How to justify the cost of a TMS by automating freight audit and payment

Many companies that employ an on-demand transportation management system (TMS) to automate their transportation processes realize double digit savings on their total transportation spend within the first year.

By · September 6, 2012

Many companies that employ an on-demand transportation management system (TMS) to automate their transportation processes realize double digit savings on their total transportation spend within the first year. Better yet, when a TMS is delivered as-a-service (SasS), companies begin reaping potential benefits within weeks, without the high cost of entry or long implementation cycles.

With so little to risk and so much to gain, it would seem C-level decision makers would be quick to adopt TMS technology. But, in fact, almost 40 percent of the companies that stand to benefit most from a TMS actually use one. While some of this can be blamed on recent economic doldrums, the truth is, even in the best of times, transportation departments typically have to fight harder than others for available funds.

One strategy for success is to start small, demonstrate the value of a single module, and allow the savings from the first module to fund the next. In fact, some companies have discovered that the savings from a single TMS module – freight audit and payment (FAP) – can help offset their entire TMS investment. Likewise, companies that already use a TMS are often surprised to discover how much more they can save by adding this single module and bringing freight settlement processes back in house.

image

 

 


Subscribe to Logistics Management Magazine!

Subscribe today. It's FREE!
Get timely insider information that you can use to better manage your entire logistics operation.
Start your FREE subscription today!

Latest Whitepaper
Managing Global Transportation: How NVOCCs can operate more profitably
Global transportation isn’t getting any easier to manage. With new rules and regulations to learn, new compliance requirements to adhere to, and new customers and business partners to onboard, navigating the complexities of the global market can be difficult for any company.
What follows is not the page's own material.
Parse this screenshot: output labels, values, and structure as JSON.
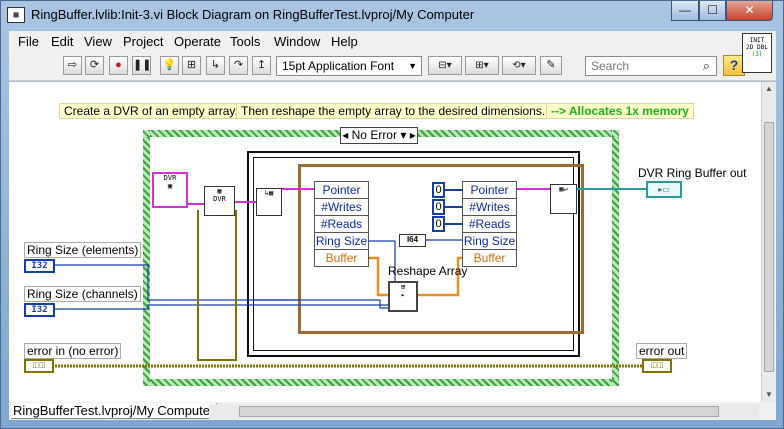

To fully leverage their global supply chains, firms need a robust, global transportation management system that helps them navigate this ever-changing environment.
Download Today!
From the July 2016 Issue
While it’s currently a shippers market, the authors of this year’s report contend that we’ve entered a “period of transition” that will usher in a realignment of capacity, lower inventories, economic growth and “moderately higher” rates. It’s time to tighten the ties that bind.
2016 State of Logistics: Third-party logistics
2016 State of Logistics: Ocean freight
View More From this Issue
Subscribe to Our Email Newsletter
Sign up today to receive our FREE, weekly email newsletter!
Latest Webcast
Getting the most out of your 3PL relationship
Join Evan Armstrong, president of Armstrong & Associates, as he explains how creating a balanced portfolio of "Top 50" global and domestic partners can maximize efficiency and mitigate risk.
Register Today!
EDITORS' PICKS
Regional ports concentrate on growth and connectivity
With the Panama Canal expansion complete, ocean cargo gateways in the Caribbean are investing to...
Digital Reality Check
Just how close are we to the ideal digital supply network? Not as close as we might like to think....

Top 25 ports: West Coast continues to dominate
The Panama Canal expansion is set for late June and may soon be attracting more inbound vessel calls...
Port of Oakland launches smart phone apps for harbor truckers
Innovation uses Bluetooth, GPS to measure how long drivers wait for cargo